• Required action:
Exactly as they stand, set down the following records once more.
┌──
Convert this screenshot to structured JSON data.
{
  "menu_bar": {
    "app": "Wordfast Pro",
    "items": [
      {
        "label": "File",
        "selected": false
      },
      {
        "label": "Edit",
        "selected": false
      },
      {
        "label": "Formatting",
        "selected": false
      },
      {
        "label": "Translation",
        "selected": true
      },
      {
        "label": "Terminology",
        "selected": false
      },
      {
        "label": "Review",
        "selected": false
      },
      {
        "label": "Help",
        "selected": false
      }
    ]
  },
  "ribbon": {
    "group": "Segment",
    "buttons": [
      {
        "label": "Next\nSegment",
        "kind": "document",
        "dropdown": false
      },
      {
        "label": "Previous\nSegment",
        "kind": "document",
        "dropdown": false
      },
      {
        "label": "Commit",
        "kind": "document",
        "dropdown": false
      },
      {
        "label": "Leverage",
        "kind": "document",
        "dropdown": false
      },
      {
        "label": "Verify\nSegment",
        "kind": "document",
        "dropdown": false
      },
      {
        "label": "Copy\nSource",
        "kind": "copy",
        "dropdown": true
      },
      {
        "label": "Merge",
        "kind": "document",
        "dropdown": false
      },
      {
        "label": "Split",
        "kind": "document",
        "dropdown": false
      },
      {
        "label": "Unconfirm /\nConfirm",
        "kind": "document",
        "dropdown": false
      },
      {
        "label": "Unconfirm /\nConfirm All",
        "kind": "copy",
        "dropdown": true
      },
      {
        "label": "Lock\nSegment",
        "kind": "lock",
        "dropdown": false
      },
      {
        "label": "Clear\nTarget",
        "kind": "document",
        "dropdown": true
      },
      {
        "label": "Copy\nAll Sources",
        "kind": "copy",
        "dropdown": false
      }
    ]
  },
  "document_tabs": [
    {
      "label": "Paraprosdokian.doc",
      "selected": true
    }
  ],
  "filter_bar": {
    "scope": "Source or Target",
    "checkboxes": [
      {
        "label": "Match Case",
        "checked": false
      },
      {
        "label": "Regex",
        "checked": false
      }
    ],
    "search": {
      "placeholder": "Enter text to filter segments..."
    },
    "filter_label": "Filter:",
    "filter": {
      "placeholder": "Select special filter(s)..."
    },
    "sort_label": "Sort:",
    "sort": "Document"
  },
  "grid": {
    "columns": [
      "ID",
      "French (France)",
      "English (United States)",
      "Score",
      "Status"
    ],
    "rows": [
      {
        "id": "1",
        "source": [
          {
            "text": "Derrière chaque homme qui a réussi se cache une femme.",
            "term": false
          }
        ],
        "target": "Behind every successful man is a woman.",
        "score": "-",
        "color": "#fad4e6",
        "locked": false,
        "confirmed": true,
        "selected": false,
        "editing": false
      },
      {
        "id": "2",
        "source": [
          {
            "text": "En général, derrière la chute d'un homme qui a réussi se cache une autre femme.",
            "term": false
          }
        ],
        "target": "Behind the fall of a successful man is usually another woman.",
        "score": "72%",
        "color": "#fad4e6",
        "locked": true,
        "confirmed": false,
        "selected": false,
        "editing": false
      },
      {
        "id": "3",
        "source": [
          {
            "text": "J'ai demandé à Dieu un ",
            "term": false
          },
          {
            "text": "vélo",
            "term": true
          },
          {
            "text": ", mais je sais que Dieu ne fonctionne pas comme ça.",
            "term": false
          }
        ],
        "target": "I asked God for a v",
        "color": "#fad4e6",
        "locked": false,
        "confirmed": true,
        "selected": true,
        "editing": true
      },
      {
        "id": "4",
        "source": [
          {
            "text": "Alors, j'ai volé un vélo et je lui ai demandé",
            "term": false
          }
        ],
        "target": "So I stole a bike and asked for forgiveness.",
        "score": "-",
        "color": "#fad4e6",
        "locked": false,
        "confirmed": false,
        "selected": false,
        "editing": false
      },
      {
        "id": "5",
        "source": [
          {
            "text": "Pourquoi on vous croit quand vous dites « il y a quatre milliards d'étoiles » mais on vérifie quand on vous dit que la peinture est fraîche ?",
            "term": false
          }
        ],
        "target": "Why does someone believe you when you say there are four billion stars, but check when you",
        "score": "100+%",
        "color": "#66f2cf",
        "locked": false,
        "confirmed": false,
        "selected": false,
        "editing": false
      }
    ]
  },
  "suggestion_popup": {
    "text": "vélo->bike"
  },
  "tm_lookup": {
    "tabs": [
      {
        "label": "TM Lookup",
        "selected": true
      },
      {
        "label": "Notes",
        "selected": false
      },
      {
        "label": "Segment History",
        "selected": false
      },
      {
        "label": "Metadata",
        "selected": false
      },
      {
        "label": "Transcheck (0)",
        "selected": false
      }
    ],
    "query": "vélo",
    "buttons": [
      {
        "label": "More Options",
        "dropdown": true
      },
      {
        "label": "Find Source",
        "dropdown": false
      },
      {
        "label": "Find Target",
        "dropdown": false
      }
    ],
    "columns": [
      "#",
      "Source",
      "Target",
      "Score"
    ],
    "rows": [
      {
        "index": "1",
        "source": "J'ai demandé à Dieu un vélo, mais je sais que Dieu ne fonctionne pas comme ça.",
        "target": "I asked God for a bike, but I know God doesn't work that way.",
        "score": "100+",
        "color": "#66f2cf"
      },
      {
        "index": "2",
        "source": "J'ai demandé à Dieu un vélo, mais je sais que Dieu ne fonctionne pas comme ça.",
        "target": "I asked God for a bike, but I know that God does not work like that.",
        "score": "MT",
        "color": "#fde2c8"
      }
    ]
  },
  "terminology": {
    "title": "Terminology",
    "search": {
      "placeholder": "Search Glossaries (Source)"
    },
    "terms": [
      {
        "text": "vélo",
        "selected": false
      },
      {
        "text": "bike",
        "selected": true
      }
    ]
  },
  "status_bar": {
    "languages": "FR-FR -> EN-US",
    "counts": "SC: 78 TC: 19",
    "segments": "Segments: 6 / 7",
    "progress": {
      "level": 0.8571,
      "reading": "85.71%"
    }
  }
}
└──
• Expected answer:
Convert this screenshot to structured JSON data.
{
  "menu_bar": {
    "app": "Wordfast Pro",
    "items": [
      {
        "label": "File",
        "selected": false
      },
      {
        "label": "Edit",
        "selected": false
      },
      {
        "label": "Formatting",
        "selected": false
      },
      {
        "label": "Translation",
        "selected": true
      },
      {
        "label": "Terminology",
        "selected": false
      },
      {
        "label": "Review",
        "selected": false
      },
      {
        "label": "Help",
        "selected": false
      }
    ]
  },
  "ribbon": {
    "group": "Segment",
    "buttons": [
      {
        "label": "Next\nSegment",
        "kind": "document",
        "dropdown": false
      },
      {
        "label": "Previous\nSegment",
        "kind": "document",
        "dropdown": false
      },
      {
        "label": "Commit",
        "kind": "document",
        "dropdown": false
      },
      {
        "label": "Leverage",
        "kind": "document",
        "dropdown": false
      },
      {
        "label": "Verify\nSegment",
        "kind": "document",
        "dropdown": false
      },
      {
        "label": "Copy\nSource",
        "kind": "copy",
        "dropdown": true
      },
      {
        "label": "Merge",
        "kind": "document",
        "dropdown": false
      },
      {
        "label": "Split",
        "kind": "document",
        "dropdown": false
      },
      {
        "label": "Unconfirm /\nConfirm",
        "kind": "document",
        "dropdown": false
      },
      {
        "label": "Unconfirm /\nConfirm All",
        "kind": "copy",
        "dropdown": true
      },
      {
        "label": "Lock\nSegment",
        "kind": "lock",
        "dropdown": false
      },
      {
        "label": "Clear\nTarget",
        "kind": "document",
        "dropdown": true
      },
      {
        "label": "Copy\nAll Sources",
        "kind": "copy",
        "dropdown": false
      }
    ]
  },
  "document_tabs": [
    {
      "label": "Paraprosdokian.doc",
      "selected": true
    }
  ],
  "filter_bar": {
    "scope": "Source or Target",
    "checkboxes": [
      {
        "label": "Match Case",
        "checked": false
      },
      {
        "label": "Regex",
        "checked": false
      }
    ],
    "search": {
      "placeholder": "Enter text to filter segments..."
    },
    "filter_label": "Filter:",
    "filter": {
      "placeholder": "Select special filter(s)..."
    },
    "sort_label": "Sort:",
    "sort": "Document"
  },
  "grid": {
    "columns": [
      "ID",
      "French (France)",
      "English (United States)",
      "Score",
      "Status"
    ],
    "rows": [
      {
        "id": "1",
        "source": [
          {
            "text": "Derrière chaque homme qui a réussi se cache une femme.",
            "term": false
          }
        ],
        "target": "Behind every successful man is a woman.",
        "score": "-",
        "color": "#fad4e6",
        "locked": false,
        "confirmed": true,
        "selected": false,
        "editing": false
      },
      {
        "id": "2",
        "source": [
          {
            "text": "En général, derrière la chute d'un homme qui a réussi se cache une autre femme.",
            "term": false
          }
        ],
        "target": "Behind the fall of a successful man is usually another woman.",
        "score": "72%",
        "color": "#fad4e6",
        "locked": true,
        "confirmed": false,
        "selected": false,
        "editing": false
      },
      {
        "id": "3",
        "source": [
          {
            "text": "J'ai demandé à Dieu un ",
            "term": false
          },
          {
            "text": "vélo",
            "term": true
          },
          {
            "text": ", mais je sais que Dieu ne fonctionne pas comme ça.",
            "term": false
          }
        ],
        "target": "I asked God for a v",
        "color": "#fad4e6",
        "locked": false,
        "confirmed": true,
        "selected": true,
        "editing": true
      },
      {
        "id": "4",
        "source": [
          {
            "text": "Alors, j'ai volé un vélo et je lui ai demandé",
            "term": false
          }
        ],
        "target": "So I stole a bike and asked for forgiveness.",
        "score": "-",
        "color": "#fad4e6",
        "locked": false,
        "confirmed": false,
        "selected": false,
        "editing": false
      },
      {
        "id": "5",
        "source": [
          {
            "text": "Pourquoi on vous croit quand vous dites « il y a quatre milliards d'étoiles » mais on vérifie quand on vous dit que la peinture est fraîche ?",
            "term": false
          }
        ],
        "target": "Why does someone believe you when you say there are four billion stars, but check when you",
        "score": "100+%",
        "color": "#66f2cf",
        "locked": false,
        "confirmed": false,
        "selected": false,
        "editing": false
      }
    ]
  },
  "suggestion_popup": {
    "text": "vélo->bike"
  },
  "tm_lookup": {
    "tabs": [
      {
        "label": "TM Lookup",
        "selected": true
      },
      {
        "label": "Notes",
        "selected": false
      },
      {
        "label": "Segment History",
        "selected": false
      },
      {
        "label": "Metadata",
        "selected": false
      },
      {
        "label": "Transcheck (0)",
        "selected": false
      }
    ],
    "query": "vélo",
    "buttons": [
      {
        "label": "More Options",
        "dropdown": true
      },
      {
        "label": "Find Source",
        "dropdown": false
      },
      {
        "label": "Find Target",
        "dropdown": false
      }
    ],
    "columns": [
      "#",
      "Source",
      "Target",
      "Score"
    ],
    "rows": [
      {
        "index": "1",
        "source": "J'ai demandé à Dieu un vélo, mais je sais que Dieu ne fonctionne pas comme ça.",
        "target": "I asked God for a bike, but I know God doesn't work that way.",
        "score": "100+",
        "color": "#66f2cf"
      },
      {
        "index": "2",
        "source": "J'ai demandé à Dieu un vélo, mais je sais que Dieu ne fonctionne pas comme ça.",
        "target": "I asked God for a bike, but I know that God does not work like that.",
        "score": "MT",
        "color": "#fde2c8"
      }
    ]
  },
  "terminology": {
    "title": "Terminology",
    "search": {
      "placeholder": "Search Glossaries (Source)"
    },
    "terms": [
      {
        "text": "vélo",
        "selected": false
      },
      {
        "text": "bike",
        "selected": true
      }
    ]
  },
  "status_bar": {
    "languages": "FR-FR -> EN-US",
    "counts": "SC: 78 TC: 19",
    "segments": "Segments: 6 / 7",
    "progress": {
      "level": 0.8571,
      "reading": "85.71%"
    }
  }
}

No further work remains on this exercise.